Bash function

Bash function

This chapter introduces the usage of Bash functions.

Introduction

A function is a code fragment that can be reused, which is conducive to code reuse. The difference between it and alias is that aliases are only suitable for encapsulating simple single commands, while functions can encapsulate complex multi-line commands.

Functions are always executed in the current Shell. This is a major difference from scripts. Bash will create a new sub-Shell execution script. If the function has the same name as the script, the function will be executed first. However, the priority of the function is not as good as the alias, that is, if the function and the alias have the same name, the alias is executed first.

There are two syntaxes for Bash function definitions.

# The first
fn() {
  # codes
}

# Second
function fn() {
  # codes
}

In the above code, fn is a custom function name, and the function code is written in braces. These two ways of writing are equivalent.

The following is an example of a simple function.

hello() {
  echo "Hello $1"
}

In the above code, $1 in the function body represents the first parameter of the function call.

When calling, write the function name directly, and the parameters follow the function name.

$ hello world
Hello world

The following is an example of a multi-line function that displays the current date and time.

today() {
  echo -n "Today's date is: "
  date +"%A, %B %-d, %Y"
}

To delete a function, you can use the unset command.

unset -f functionName

To view all functions defined in the current Shell, you can use the declare command.

$ declare -f

The above declare command will output not only the function name, but also all the definitions. The output order is in alphabetical order of function names. Since it will output a lot of content, it is best to use the pipe command with more or less.

The declare command also supports viewing the definition of a single function.

$ declare -f functionName

declare -F can output the names of all defined functions without the function body.

$ declare -F

Parametric variables

Parameter variables can be used in the function body to obtain function parameters. The parameter variables of the function are consistent with the script parameter variables.

-$1~$9: The first to ninth parameters of the function. -$0: The name of the script where the function is located. -$#: The total number of parameters of the function. -$@: All parameters of the function, separated by spaces. -$*: All the parameters of the function. The parameters are separated by the first character of the variable $IFS value. The default is a space, but it can be customized.

If the function has more than 9 parameters, the 10th parameter can be quoted in the form of ${10}, and so on.

Below is a sample script test.sh.

#!/bin/bash
# test.sh

function alice {
  echo "alice: $@"
  echo "$0: $1 $2 $3 $4"
  echo "$# arguments"

}

alice in wonderland

Run the script and the results are as follows.

$ bash test.sh
alice: in wonderland
test.sh: in wonderland
2 arguments

In the above example, since the function alice has only the first and second parameters, the third and fourth parameters are empty.

The following is an example of a log function.

function log_msg {
  echo "[`date'+ %F %T'` ]: $@"
}

The method of use is as follows.

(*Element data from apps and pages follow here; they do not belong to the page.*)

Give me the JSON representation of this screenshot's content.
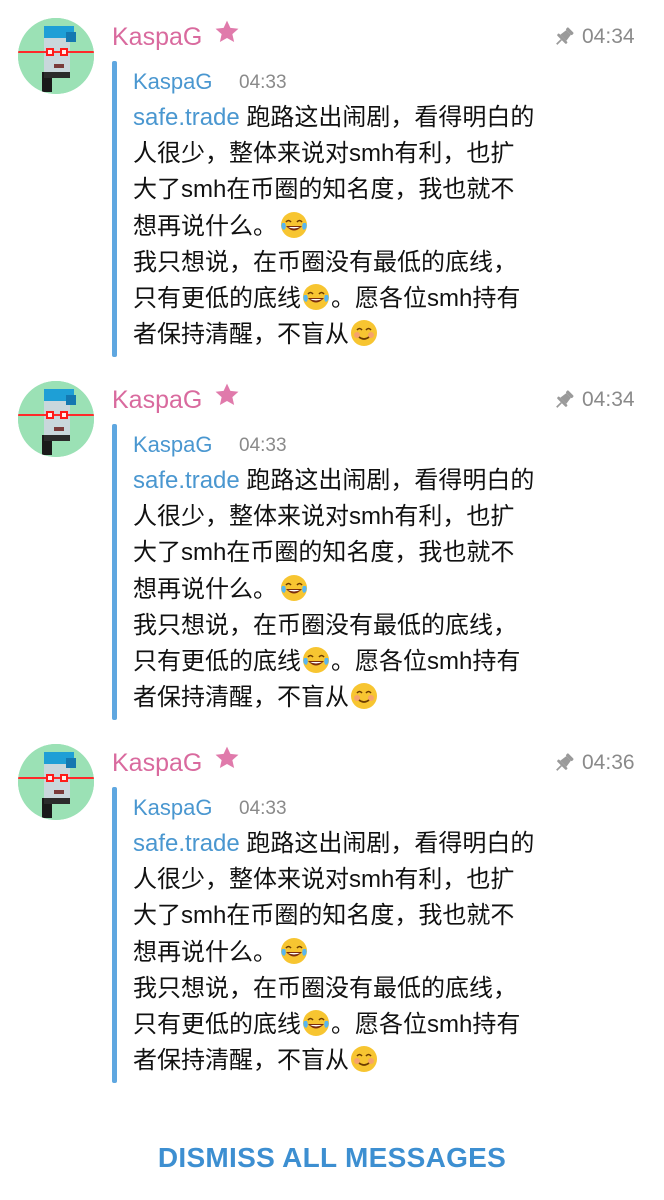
{
  "messages": [
    {
      "sender": "KaspaG",
      "time": "04:34",
      "quote": {
        "name": "KaspaG",
        "time": "04:33",
        "link": "safe.trade",
        "lines": [
          " 跑路这出闹剧，看得明白的",
          "人很少，整体来说对smh有利，也扩",
          "大了smh在币圈的知名度，我也就不",
          "想再说什么。",
          "我只想说，在币圈没有最低的底线，",
          "只有更低的底线",
          "。愿各位smh持有",
          "者保持清醒，不盲从"
        ]
      }
    },
    {
      "sender": "KaspaG",
      "time": "04:34",
      "quote": {
        "name": "KaspaG",
        "time": "04:33",
        "link": "safe.trade",
        "lines": [
          " 跑路这出闹剧，看得明白的",
          "人很少，整体来说对smh有利，也扩",
          "大了smh在币圈的知名度，我也就不",
          "想再说什么。",
          "我只想说，在币圈没有最低的底线，",
          "只有更低的底线",
          "。愿各位smh持有",
          "者保持清醒，不盲从"
        ]
      }
    },
    {
      "sender": "KaspaG",
      "time": "04:36",
      "quote": {
        "name": "KaspaG",
        "time": "04:33",
        "link": "safe.trade",
        "lines": [
          " 跑路这出闹剧，看得明白的",
          "人很少，整体来说对smh有利，也扩",
          "大了smh在币圈的知名度，我也就不",
          "想再说什么。",
          "我只想说，在币圈没有最低的底线，",
          "只有更低的底线",
          "。愿各位smh持有",
          "者保持清醒，不盲从"
        ]
      }
    }
  ],
  "icons": {
    "star": "star-icon",
    "pin": "pin-icon",
    "laugh": "tears-of-joy-emoji",
    "smile": "smiling-face-emoji"
  },
  "colors": {
    "sender": "#d96a9e",
    "link": "#4a97d0",
    "quote_bar": "#5fa7e0",
    "time": "#8a8a8a",
    "dismiss": "#3d8fd1"
  },
  "footer": {
    "dismiss_label": "DISMISS ALL MESSAGES"
  }
}
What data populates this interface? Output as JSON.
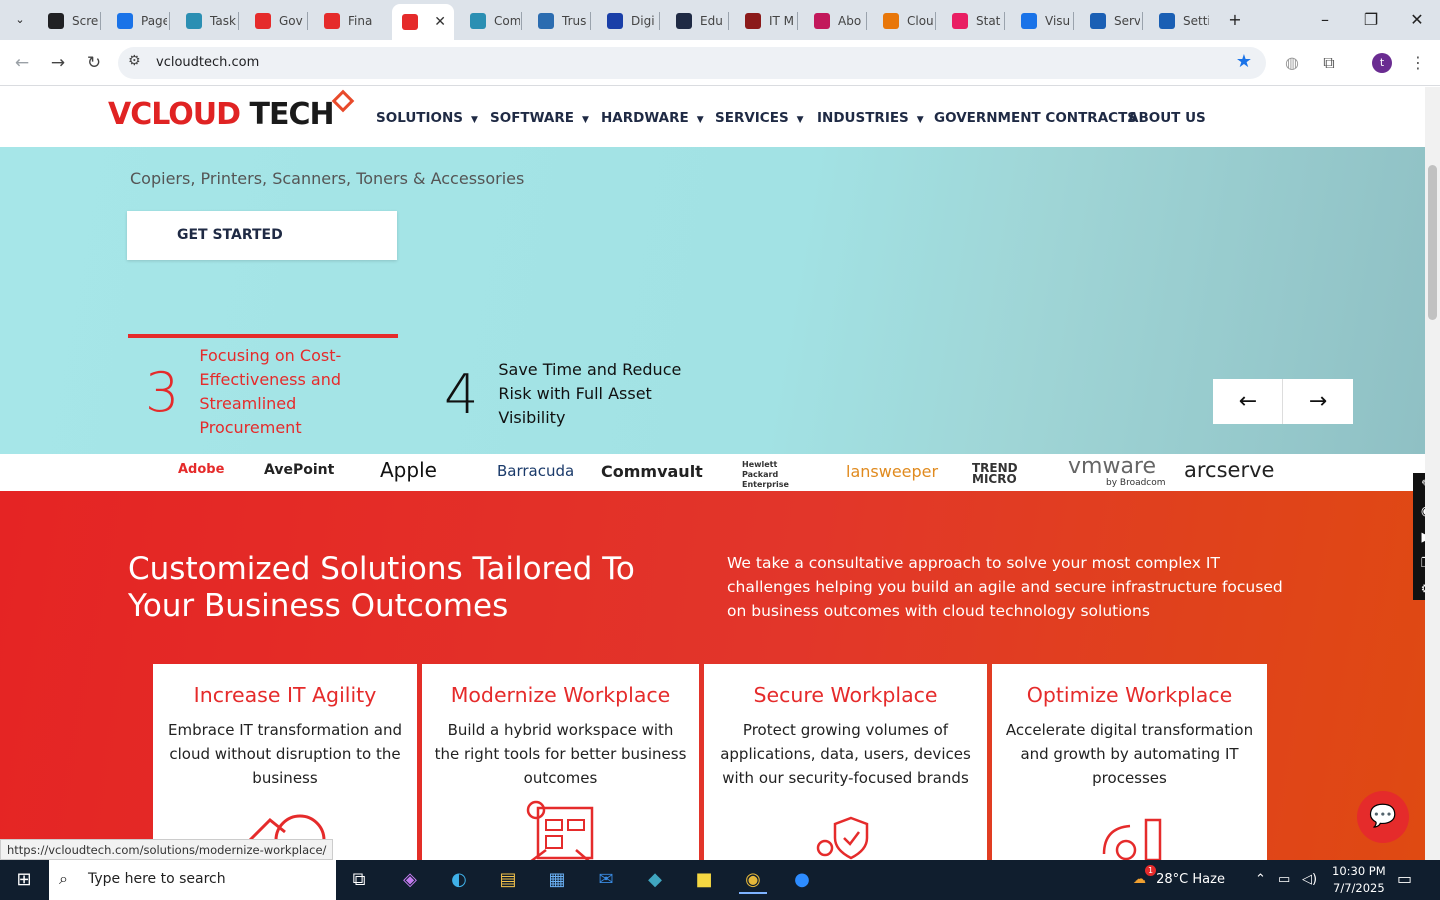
{
  "browser": {
    "tabs": [
      {
        "label": "Scre",
        "fav_color": "#202124"
      },
      {
        "label": "Page",
        "fav_color": "#1a73e8"
      },
      {
        "label": "Task",
        "fav_color": "#2b8fb3"
      },
      {
        "label": "Gov",
        "fav_color": "#e52b2b"
      },
      {
        "label": "Fina",
        "fav_color": "#e52b2b"
      },
      {
        "label": "",
        "fav_color": "#e52b2b"
      },
      {
        "label": "Com",
        "fav_color": "#2b8fb3"
      },
      {
        "label": "Trus",
        "fav_color": "#2b6cb0"
      },
      {
        "label": "Digi",
        "fav_color": "#1a3fa8"
      },
      {
        "label": "Edu",
        "fav_color": "#1f2a44"
      },
      {
        "label": "IT M",
        "fav_color": "#8b1a1a"
      },
      {
        "label": "Abo",
        "fav_color": "#c2185b"
      },
      {
        "label": "Clou",
        "fav_color": "#e8770a"
      },
      {
        "label": "Stat",
        "fav_color": "#e91e63"
      },
      {
        "label": "Visu",
        "fav_color": "#1a73e8"
      },
      {
        "label": "Serv",
        "fav_color": "#1a5fb4"
      },
      {
        "label": "Setti",
        "fav_color": "#1a5fb4"
      }
    ],
    "tab_close": "✕",
    "new_tab": "+",
    "url": "vcloudtech.com",
    "profile_initial": "t",
    "status_url": "https://vcloudtech.com/solutions/modernize-workplace/"
  },
  "site": {
    "logo_v": "V",
    "logo_rest": "CLOUD TECH",
    "menu": [
      {
        "label": "SOLUTIONS",
        "caret": "▼"
      },
      {
        "label": "SOFTWARE",
        "caret": "▼"
      },
      {
        "label": "HARDWARE",
        "caret": "▼"
      },
      {
        "label": "SERVICES",
        "caret": "▼"
      },
      {
        "label": "INDUSTRIES",
        "caret": "▼"
      },
      {
        "label": "GOVERNMENT CONTRACTS",
        "caret": ""
      },
      {
        "label": "ABOUT US",
        "caret": ""
      }
    ],
    "hero": {
      "subtitle": "Copiers, Printers, Scanners, Toners & Accessories",
      "cta": "GET STARTED",
      "features": [
        {
          "num": "3",
          "text": "Focusing on Cost-Effectiveness and Streamlined Procurement",
          "color": "#e52b2b"
        },
        {
          "num": "4",
          "text": "Save Time and Reduce Risk with Full Asset Visibility",
          "color": "#111111"
        }
      ],
      "prev": "←",
      "next": "→"
    },
    "brands": [
      "Adobe",
      "AvePoint",
      "Apple",
      "Barracuda",
      "Commvault",
      "Hewlett Packard Enterprise",
      "lansweeper",
      "TREND MICRO",
      "vmware",
      "by Broadcom",
      "arcserve"
    ],
    "section": {
      "heading": "Customized Solutions Tailored To Your Business Outcomes",
      "paragraph": "We take a consultative approach to solve your most complex IT challenges helping you build an agile and secure infrastructure focused on business outcomes with cloud technology solutions"
    },
    "cards": [
      {
        "title": "Increase IT Agility",
        "desc": "Embrace IT transformation and cloud without disruption to the business"
      },
      {
        "title": "Modernize Workplace",
        "desc": "Build a hybrid workspace with the right tools for better business outcomes"
      },
      {
        "title": "Secure Workplace",
        "desc": "Protect growing volumes of applications, data, users, devices with our security-focused brands"
      },
      {
        "title": "Optimize Workplace",
        "desc": "Accelerate digital transformation and growth by automating IT processes"
      }
    ]
  },
  "taskbar": {
    "search_placeholder": "Type here to search",
    "weather": "28°C  Haze",
    "time": "10:30 PM",
    "date": "7/7/2025",
    "weather_badge": "1"
  }
}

$ log_msg "This is sample log message"
[2018-08-16 19:56:34 ]: This is sample log message

return command

The return command is used to return a value from a function. When the function executes this command, it will no longer be executed, and it will return directly.

function func_return_value {
  return 10
}

The function returns the return value to the caller. If the command line executes the function directly, the next command can use $? to get the return value.

$ func_return_value
$ echo "Value returned by function is: $?"
Value returned by function is: 10

return is not followed by parameters, it is also possible to only use it for return.

function name {
  commands
  return
}

Global variables and local variables, local command

The variables declared directly in the body of the Bash function are global variables and can be read by the entire script. This requires special care.

# Script test.sh
fn () {
  foo=1
  echo "fn: foo = $foo"
}

fn
echo "global: foo = $foo"

The running result of the above script is as follows.

$ bash test.sh
fn: foo = 1
global: foo = 1

In the above example, the variable $foo is declared inside the function fn, and it can also be read outside the function.

Not only can global variables be declared in the function body, but global variables can also be modified.

#! /bin/bash
foo=1

fn () {
  foo=2
}

fn

echo $foo

After the above code is executed, the value of the output variable $foo is 2.

You can use the local command to declare local variables in a function.

#! /bin/bash
# Script test.sh
fn () {
  local foo
  foo=1
  echo "fn: foo = $foo"
}

fn
echo "global: foo = $foo"

The running result of the above script is as follows.

$ bash test.sh
fn: foo = 1
global: foo =

In the above example, the $foo variable declared by the local command is only valid inside the function body, and is not defined outside the function body.